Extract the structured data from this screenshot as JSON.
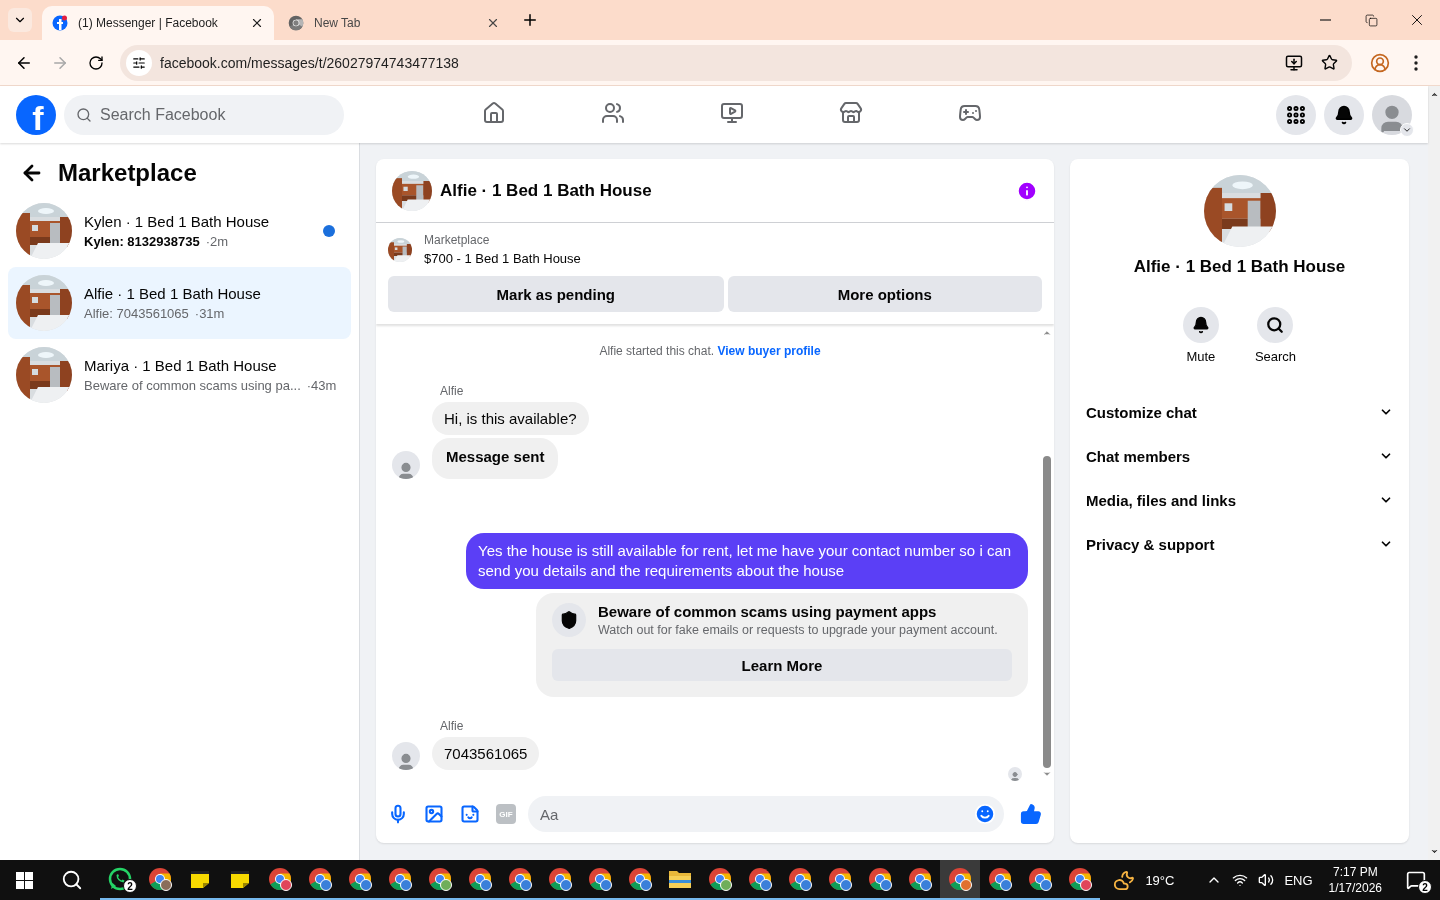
{
  "browser": {
    "tabs": [
      {
        "title": "(1) Messenger | Facebook",
        "kind": "facebook",
        "selected": true
      },
      {
        "title": "New Tab",
        "kind": "chrome",
        "selected": false
      }
    ],
    "url": "facebook.com/messages/t/26027974743477138"
  },
  "header": {
    "logo": "f",
    "search_placeholder": "Search Facebook",
    "nav": [
      {
        "kind": "home"
      },
      {
        "kind": "friends"
      },
      {
        "kind": "video"
      },
      {
        "kind": "marketplace"
      },
      {
        "kind": "gaming"
      }
    ]
  },
  "sidebar": {
    "title": "Marketplace",
    "chats": [
      {
        "name": "Kylen · 1 Bed 1 Bath House",
        "preview": "Kylen: 8132938735",
        "time": "·2m",
        "unread": true,
        "selected": false
      },
      {
        "name": "Alfie · 1 Bed 1 Bath House",
        "preview": "Alfie: 7043561065",
        "time": "·31m",
        "unread": false,
        "selected": true
      },
      {
        "name": "Mariya · 1 Bed 1 Bath House",
        "preview": "Beware of common scams using pa...",
        "time": "·43m",
        "unread": false,
        "selected": false
      }
    ]
  },
  "chat": {
    "title": "Alfie · 1 Bed 1 Bath House",
    "listing": {
      "source": "Marketplace",
      "title": "$700 - 1 Bed 1 Bath House"
    },
    "actions": [
      "Mark as pending",
      "More options"
    ],
    "messages": [
      {
        "kind": "system",
        "text": "Alfie started this chat.",
        "link": "View buyer profile"
      },
      {
        "kind": "incoming",
        "sender": "Alfie",
        "bubbles": [
          {
            "text": "Hi, is this available?",
            "bold": false
          },
          {
            "text": "Message sent",
            "bold": true
          }
        ]
      },
      {
        "kind": "outgoing",
        "text": "Yes the house is still available for rent, let me have your contact number so i can send you details and the requirements about the house"
      },
      {
        "kind": "warning",
        "title": "Beware of common scams using payment apps",
        "body": "Watch out for fake emails or requests to upgrade your payment account.",
        "button": "Learn More"
      },
      {
        "kind": "incoming",
        "sender": "Alfie",
        "bubbles": [
          {
            "text": "7043561065",
            "bold": false
          }
        ]
      }
    ],
    "composer": {
      "gif": "GIF",
      "placeholder": "Aa"
    }
  },
  "details": {
    "title": "Alfie · 1 Bed 1 Bath House",
    "actions": [
      {
        "kind": "mute",
        "label": "Mute"
      },
      {
        "kind": "search",
        "label": "Search"
      }
    ],
    "sections": [
      {
        "label": "Customize chat",
        "expanded": false
      },
      {
        "label": "Chat members",
        "expanded": false
      },
      {
        "label": "Media, files and links",
        "expanded": false
      },
      {
        "label": "Privacy & support",
        "expanded": false
      }
    ]
  },
  "taskbar": {
    "apps": [
      {
        "kind": "whatsapp",
        "badge": "2",
        "selected": false
      },
      {
        "kind": "chrome",
        "color": "#8a6d5a",
        "selected": false
      },
      {
        "kind": "sticky",
        "selected": false
      },
      {
        "kind": "sticky",
        "selected": false
      },
      {
        "kind": "chrome",
        "color": "#e0455a",
        "selected": false
      },
      {
        "kind": "chrome",
        "color": "#3b7fd9",
        "selected": false
      },
      {
        "kind": "chrome",
        "color": "#3b7fd9",
        "selected": false
      },
      {
        "kind": "chrome",
        "color": "#3b7fd9",
        "selected": false
      },
      {
        "kind": "chrome",
        "color": "#6fae5a",
        "selected": false
      },
      {
        "kind": "chrome",
        "color": "#3b7fd9",
        "selected": false
      },
      {
        "kind": "chrome",
        "color": "#3b7fd9",
        "selected": false
      },
      {
        "kind": "chrome",
        "color": "#3b7fd9",
        "selected": false
      },
      {
        "kind": "chrome",
        "color": "#3b7fd9",
        "selected": false
      },
      {
        "kind": "chrome",
        "color": "#3b7fd9",
        "selected": false
      },
      {
        "kind": "folder",
        "selected": false
      },
      {
        "kind": "chrome",
        "color": "#6fae5a",
        "selected": false
      },
      {
        "kind": "chrome",
        "color": "#3b7fd9",
        "selected": false
      },
      {
        "kind": "chrome",
        "color": "#3b7fd9",
        "selected": false
      },
      {
        "kind": "chrome",
        "color": "#3b7fd9",
        "selected": false
      },
      {
        "kind": "chrome",
        "color": "#3b7fd9",
        "selected": false
      },
      {
        "kind": "chrome",
        "color": "#3b7fd9",
        "selected": false
      },
      {
        "kind": "chrome",
        "color": "#e0702f",
        "selected": true
      },
      {
        "kind": "chrome",
        "color": "#3b7fd9",
        "selected": false
      },
      {
        "kind": "chrome",
        "color": "#3b7fd9",
        "selected": false
      },
      {
        "kind": "chrome",
        "color": "#e0455a",
        "selected": false
      }
    ],
    "weather": "19°C",
    "language": "ENG",
    "time": "7:17 PM",
    "date": "1/17/2026",
    "notifications": "2"
  }
}
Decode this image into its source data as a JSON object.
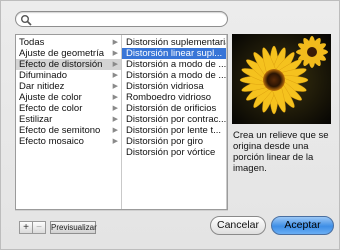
{
  "search": {
    "value": "",
    "placeholder": ""
  },
  "categories": [
    {
      "label": "Todas",
      "state": ""
    },
    {
      "label": "Ajuste de geometría",
      "state": ""
    },
    {
      "label": "Efecto de distorsión",
      "state": "selected"
    },
    {
      "label": "Difuminado",
      "state": ""
    },
    {
      "label": "Dar nitidez",
      "state": ""
    },
    {
      "label": "Ajuste de color",
      "state": ""
    },
    {
      "label": "Efecto de color",
      "state": ""
    },
    {
      "label": "Estilizar",
      "state": ""
    },
    {
      "label": "Efecto de semitono",
      "state": ""
    },
    {
      "label": "Efecto mosaico",
      "state": ""
    }
  ],
  "effects": [
    {
      "label": "Distorsión suplementaria",
      "state": ""
    },
    {
      "label": "Distorsión linear supl...",
      "state": "selected"
    },
    {
      "label": "Distorsión a modo de ...",
      "state": ""
    },
    {
      "label": "Distorsión a modo de ...",
      "state": ""
    },
    {
      "label": "Distorsión vidriosa",
      "state": ""
    },
    {
      "label": "Romboedro vidrioso",
      "state": ""
    },
    {
      "label": "Distorsión de orificios",
      "state": ""
    },
    {
      "label": "Distorsión por contrac...",
      "state": ""
    },
    {
      "label": "Distorsión por lente t...",
      "state": ""
    },
    {
      "label": "Distorsión por giro",
      "state": ""
    },
    {
      "label": "Distorsión por vórtice",
      "state": ""
    }
  ],
  "description": "Crea un relieve que se origina desde una porción linear de la imagen.",
  "buttons": {
    "add": "+",
    "remove": "−",
    "preview": "Previsualizar",
    "cancel": "Cancelar",
    "accept": "Aceptar"
  },
  "colors": {
    "selection_blue": "#3875d7",
    "selection_grey": "#d4d4d4",
    "default_button": "#3e8ee6"
  }
}
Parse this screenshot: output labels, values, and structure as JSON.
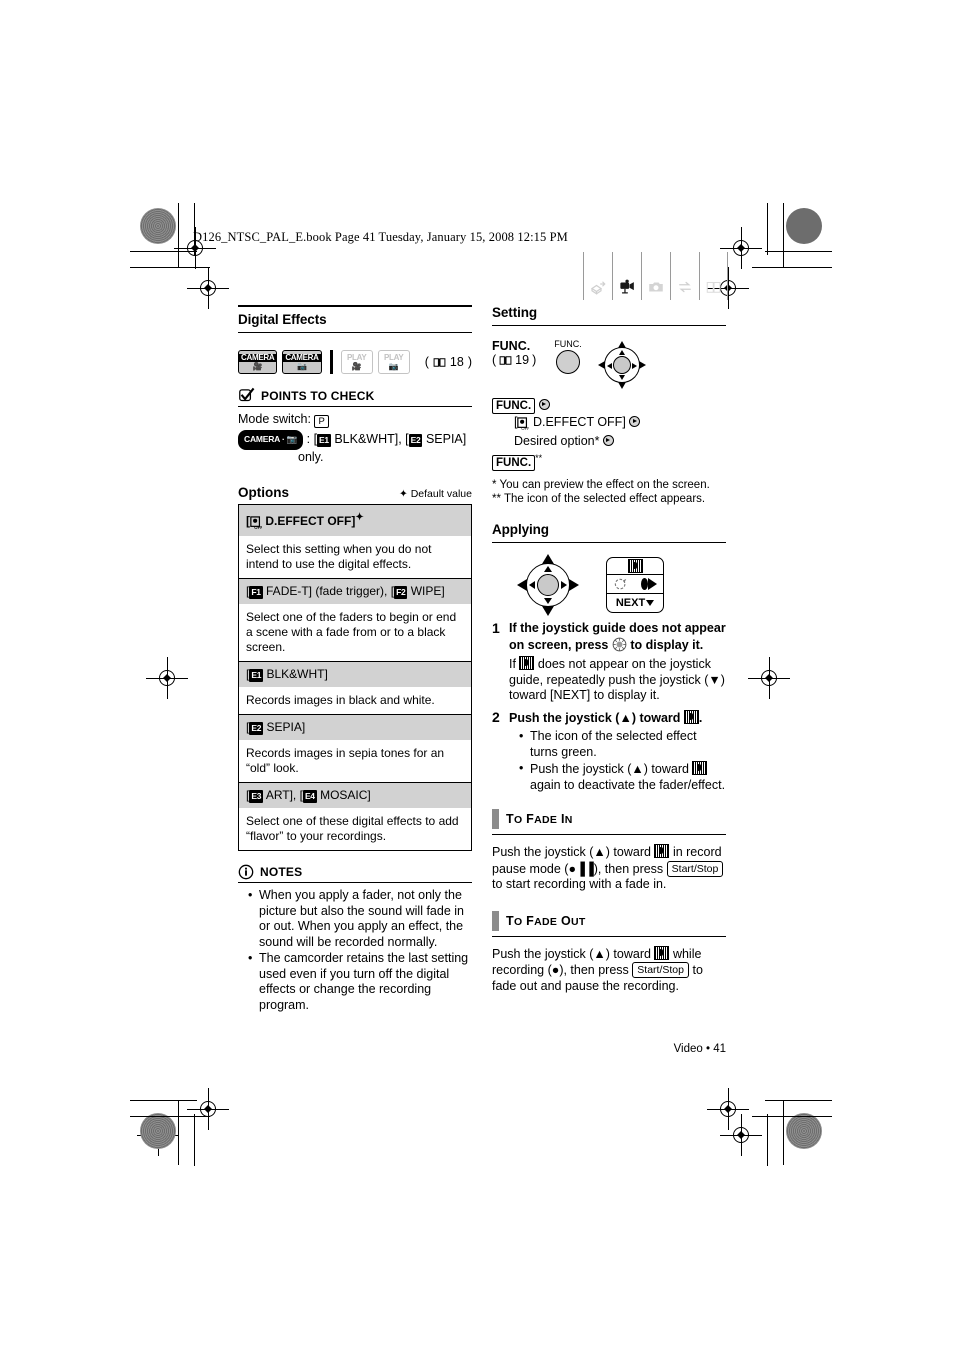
{
  "header": {
    "slug": "D126_NTSC_PAL_E.book  Page 41  Tuesday, January 15, 2008  12:15 PM"
  },
  "tabs": [
    {
      "name": "introduction-tab",
      "label": "intro-icon",
      "active": false
    },
    {
      "name": "video-tab",
      "label": "camcorder-icon",
      "active": true
    },
    {
      "name": "photos-tab",
      "label": "camera-icon",
      "active": false
    },
    {
      "name": "external-connections-tab",
      "label": "transfer-icon",
      "active": false
    },
    {
      "name": "additional-information-tab",
      "label": "book-icon",
      "active": false
    }
  ],
  "left": {
    "section_title": "Digital Effects",
    "modes": [
      {
        "word": "CAMERA",
        "glyph": "movie",
        "enabled": true
      },
      {
        "word": "CAMERA",
        "glyph": "photo",
        "enabled": true
      },
      {
        "word": "PLAY",
        "glyph": "movie",
        "enabled": false
      },
      {
        "word": "PLAY",
        "glyph": "photo",
        "enabled": false
      }
    ],
    "mode_page_ref": "18",
    "points_to_check": {
      "title": "POINTS TO CHECK",
      "line1_label": "Mode switch:",
      "line1_value": "P",
      "line2_mode": "CAMERA",
      "line2_text_a": ": [",
      "line2_e1": "E1",
      "line2_text_b": "BLK&WHT], [",
      "line2_e2": "E2",
      "line2_text_c": "SEPIA]",
      "line3_text": "only."
    },
    "options": {
      "title": "Options",
      "default_note": "Default value",
      "rows": [
        {
          "head": "[  D.EFFECT OFF]",
          "head_bold": true,
          "icons": [
            "d-effect-off"
          ],
          "desc": "Select this setting when you do not intend to use the digital effects."
        },
        {
          "head": "[ F1 FADE-T] (fade trigger), [ F2 WIPE]",
          "head_bold": false,
          "icons": [
            "F1",
            "F2"
          ],
          "desc": "Select one of the faders to begin or end a scene with a fade from or to a black screen."
        },
        {
          "head": "[ E1 BLK&WHT]",
          "head_bold": false,
          "icons": [
            "E1"
          ],
          "desc": "Records images in black and white."
        },
        {
          "head": "[ E2 SEPIA]",
          "head_bold": false,
          "icons": [
            "E2"
          ],
          "desc": "Records images in sepia tones for an “old” look."
        },
        {
          "head": "[ E3 ART], [ E4 MOSAIC]",
          "head_bold": false,
          "icons": [
            "E3",
            "E4"
          ],
          "desc": "Select one of these digital effects to add “flavor” to your recordings."
        }
      ]
    },
    "notes": {
      "title": "NOTES",
      "items": [
        "When you apply a fader, not only the picture but also the sound will fade in or out. When you apply an effect, the sound will be recorded normally.",
        "The camcorder retains the last setting used even if you turn off the digital effects or change the recording program."
      ]
    }
  },
  "right": {
    "setting": {
      "title": "Setting",
      "func_label": "FUNC.",
      "func_page_ref": "19",
      "button_caption": "FUNC.",
      "steps": [
        {
          "button": "FUNC.",
          "text": ""
        },
        {
          "button": "",
          "text": "[  D.EFFECT OFF]"
        },
        {
          "button": "",
          "text": "Desired option*"
        },
        {
          "button": "FUNC.",
          "text": "**"
        }
      ],
      "footnote1": "*  You can preview the effect on the screen.",
      "footnote2": "** The icon of the selected effect appears."
    },
    "applying": {
      "title": "Applying",
      "guide_next_label": "NEXT",
      "steps": [
        {
          "num": "1",
          "bold": "If the joystick guide does not appear on screen, press",
          "bold_after": "to display it.",
          "body_before": "If",
          "body_after": "does not appear on the joystick guide, repeatedly push the joystick (▼) toward [NEXT] to display it."
        },
        {
          "num": "2",
          "bold": "Push the joystick (▲) toward",
          "bold_after": ".",
          "bullets": [
            {
              "before": "The icon of the selected effect turns green.",
              "after": ""
            },
            {
              "before": "Push the joystick (▲) toward",
              "after": "again to deactivate the fader/effect."
            }
          ]
        }
      ]
    },
    "fade_in": {
      "title_cap": "T",
      "title": "To Fade In",
      "text_a": "Push the joystick (▲) toward",
      "text_b": "in record pause mode (",
      "text_c": "), then press",
      "button": "Start/Stop",
      "text_d": "to start recording with a fade in."
    },
    "fade_out": {
      "title": "To Fade Out",
      "text_a": "Push the joystick (▲) toward",
      "text_b": "while recording (",
      "text_c": "), then press",
      "button": "Start/Stop",
      "text_d": "to fade out and pause the recording."
    }
  },
  "footer": {
    "text": "Video • 41"
  }
}
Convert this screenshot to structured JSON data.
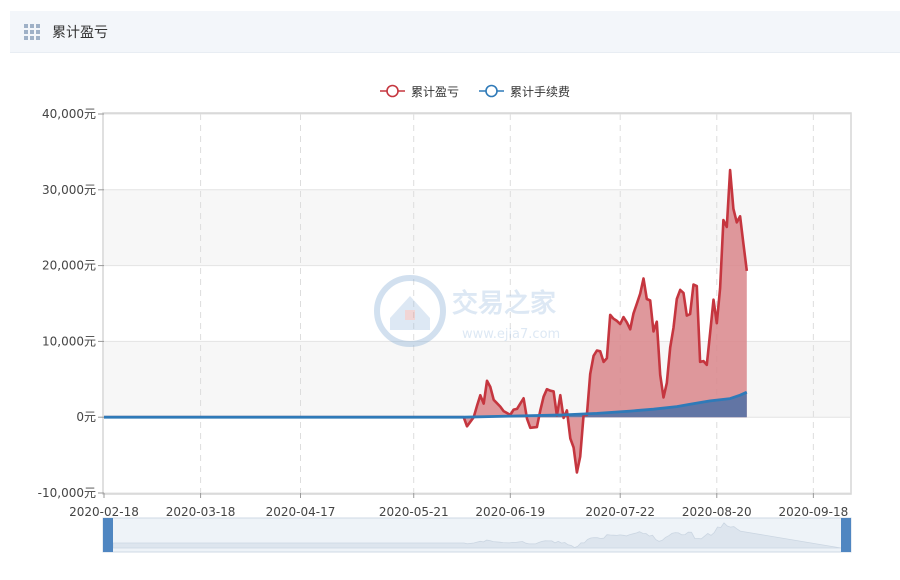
{
  "panel": {
    "title": "累计盈亏",
    "icon": "grid-icon"
  },
  "watermark": {
    "name": "交易之家",
    "url": "www.ejia7.com"
  },
  "colors": {
    "profit": "#c5363f",
    "profit_fill": "#d9868b",
    "fee": "#2f7ab8",
    "fee_fill": "#5b73a4",
    "grid": "#e3e3e3",
    "band": "#f7f7f7"
  },
  "chart_data": {
    "type": "area",
    "title": "",
    "x_ticks": [
      "2020-02-18",
      "2020-03-18",
      "2020-04-17",
      "2020-05-21",
      "2020-06-19",
      "2020-07-22",
      "2020-08-20",
      "2020-09-18"
    ],
    "y_ticks": [
      "-10,000元",
      "0元",
      "10,000元",
      "20,000元",
      "30,000元",
      "40,000元"
    ],
    "ylim": [
      -10000,
      40000
    ],
    "y_unit": "元",
    "legend": {
      "position": "top-center"
    },
    "x_range": [
      "2020-02-18",
      "2020-09-29"
    ],
    "series": [
      {
        "name": "累计盈亏",
        "color": "#c5363f",
        "points": [
          [
            "2020-02-18",
            0
          ],
          [
            "2020-06-05",
            0
          ],
          [
            "2020-06-06",
            -1200
          ],
          [
            "2020-06-08",
            0
          ],
          [
            "2020-06-09",
            1500
          ],
          [
            "2020-06-10",
            2900
          ],
          [
            "2020-06-11",
            1800
          ],
          [
            "2020-06-12",
            4800
          ],
          [
            "2020-06-13",
            4000
          ],
          [
            "2020-06-14",
            2300
          ],
          [
            "2020-06-16",
            1400
          ],
          [
            "2020-06-17",
            800
          ],
          [
            "2020-06-19",
            300
          ],
          [
            "2020-06-20",
            1000
          ],
          [
            "2020-06-21",
            1100
          ],
          [
            "2020-06-22",
            1800
          ],
          [
            "2020-06-23",
            2500
          ],
          [
            "2020-06-24",
            -200
          ],
          [
            "2020-06-25",
            -1400
          ],
          [
            "2020-06-27",
            -1300
          ],
          [
            "2020-06-28",
            900
          ],
          [
            "2020-06-29",
            2700
          ],
          [
            "2020-06-30",
            3700
          ],
          [
            "2020-07-01",
            3500
          ],
          [
            "2020-07-02",
            3400
          ],
          [
            "2020-07-03",
            200
          ],
          [
            "2020-07-04",
            2900
          ],
          [
            "2020-07-05",
            -100
          ],
          [
            "2020-07-06",
            900
          ],
          [
            "2020-07-07",
            -2800
          ],
          [
            "2020-07-08",
            -4000
          ],
          [
            "2020-07-09",
            -7300
          ],
          [
            "2020-07-10",
            -5200
          ],
          [
            "2020-07-11",
            300
          ],
          [
            "2020-07-12",
            300
          ],
          [
            "2020-07-13",
            5700
          ],
          [
            "2020-07-14",
            8100
          ],
          [
            "2020-07-15",
            8800
          ],
          [
            "2020-07-16",
            8700
          ],
          [
            "2020-07-17",
            7300
          ],
          [
            "2020-07-18",
            7800
          ],
          [
            "2020-07-19",
            13500
          ],
          [
            "2020-07-20",
            13000
          ],
          [
            "2020-07-21",
            12700
          ],
          [
            "2020-07-22",
            12300
          ],
          [
            "2020-07-23",
            13200
          ],
          [
            "2020-07-24",
            12500
          ],
          [
            "2020-07-25",
            11600
          ],
          [
            "2020-07-26",
            13700
          ],
          [
            "2020-07-27",
            15000
          ],
          [
            "2020-07-28",
            16300
          ],
          [
            "2020-07-29",
            18300
          ],
          [
            "2020-07-30",
            15600
          ],
          [
            "2020-07-31",
            15400
          ],
          [
            "2020-08-01",
            11300
          ],
          [
            "2020-08-02",
            12600
          ],
          [
            "2020-08-03",
            5600
          ],
          [
            "2020-08-04",
            2600
          ],
          [
            "2020-08-05",
            4500
          ],
          [
            "2020-08-06",
            9200
          ],
          [
            "2020-08-07",
            11800
          ],
          [
            "2020-08-08",
            15600
          ],
          [
            "2020-08-09",
            16800
          ],
          [
            "2020-08-10",
            16400
          ],
          [
            "2020-08-11",
            13400
          ],
          [
            "2020-08-12",
            13600
          ],
          [
            "2020-08-13",
            17500
          ],
          [
            "2020-08-14",
            17300
          ],
          [
            "2020-08-15",
            7300
          ],
          [
            "2020-08-16",
            7400
          ],
          [
            "2020-08-17",
            6900
          ],
          [
            "2020-08-18",
            11100
          ],
          [
            "2020-08-19",
            15500
          ],
          [
            "2020-08-20",
            12400
          ],
          [
            "2020-08-21",
            17000
          ],
          [
            "2020-08-22",
            26000
          ],
          [
            "2020-08-23",
            25100
          ],
          [
            "2020-08-24",
            32600
          ],
          [
            "2020-08-25",
            27500
          ],
          [
            "2020-08-26",
            25700
          ],
          [
            "2020-08-27",
            26500
          ],
          [
            "2020-08-28",
            22900
          ],
          [
            "2020-08-29",
            19300
          ]
        ]
      },
      {
        "name": "累计手续费",
        "color": "#2f7ab8",
        "points": [
          [
            "2020-02-18",
            0
          ],
          [
            "2020-06-05",
            0
          ],
          [
            "2020-06-19",
            150
          ],
          [
            "2020-07-05",
            300
          ],
          [
            "2020-07-15",
            500
          ],
          [
            "2020-07-25",
            800
          ],
          [
            "2020-08-01",
            1050
          ],
          [
            "2020-08-08",
            1400
          ],
          [
            "2020-08-12",
            1700
          ],
          [
            "2020-08-18",
            2150
          ],
          [
            "2020-08-24",
            2450
          ],
          [
            "2020-08-27",
            2900
          ],
          [
            "2020-08-29",
            3300
          ]
        ]
      }
    ]
  }
}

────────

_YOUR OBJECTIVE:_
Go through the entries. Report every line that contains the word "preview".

_YOUR SOLUTION:_
        "preview": "Kylen: 8132938735",
        "preview": "Alfie: 7043561065",
        "preview": "Beware of common scams using pa...",
    "preview": "Previsualizar",
      "footnote1": "*  You can preview the effect on the screen.",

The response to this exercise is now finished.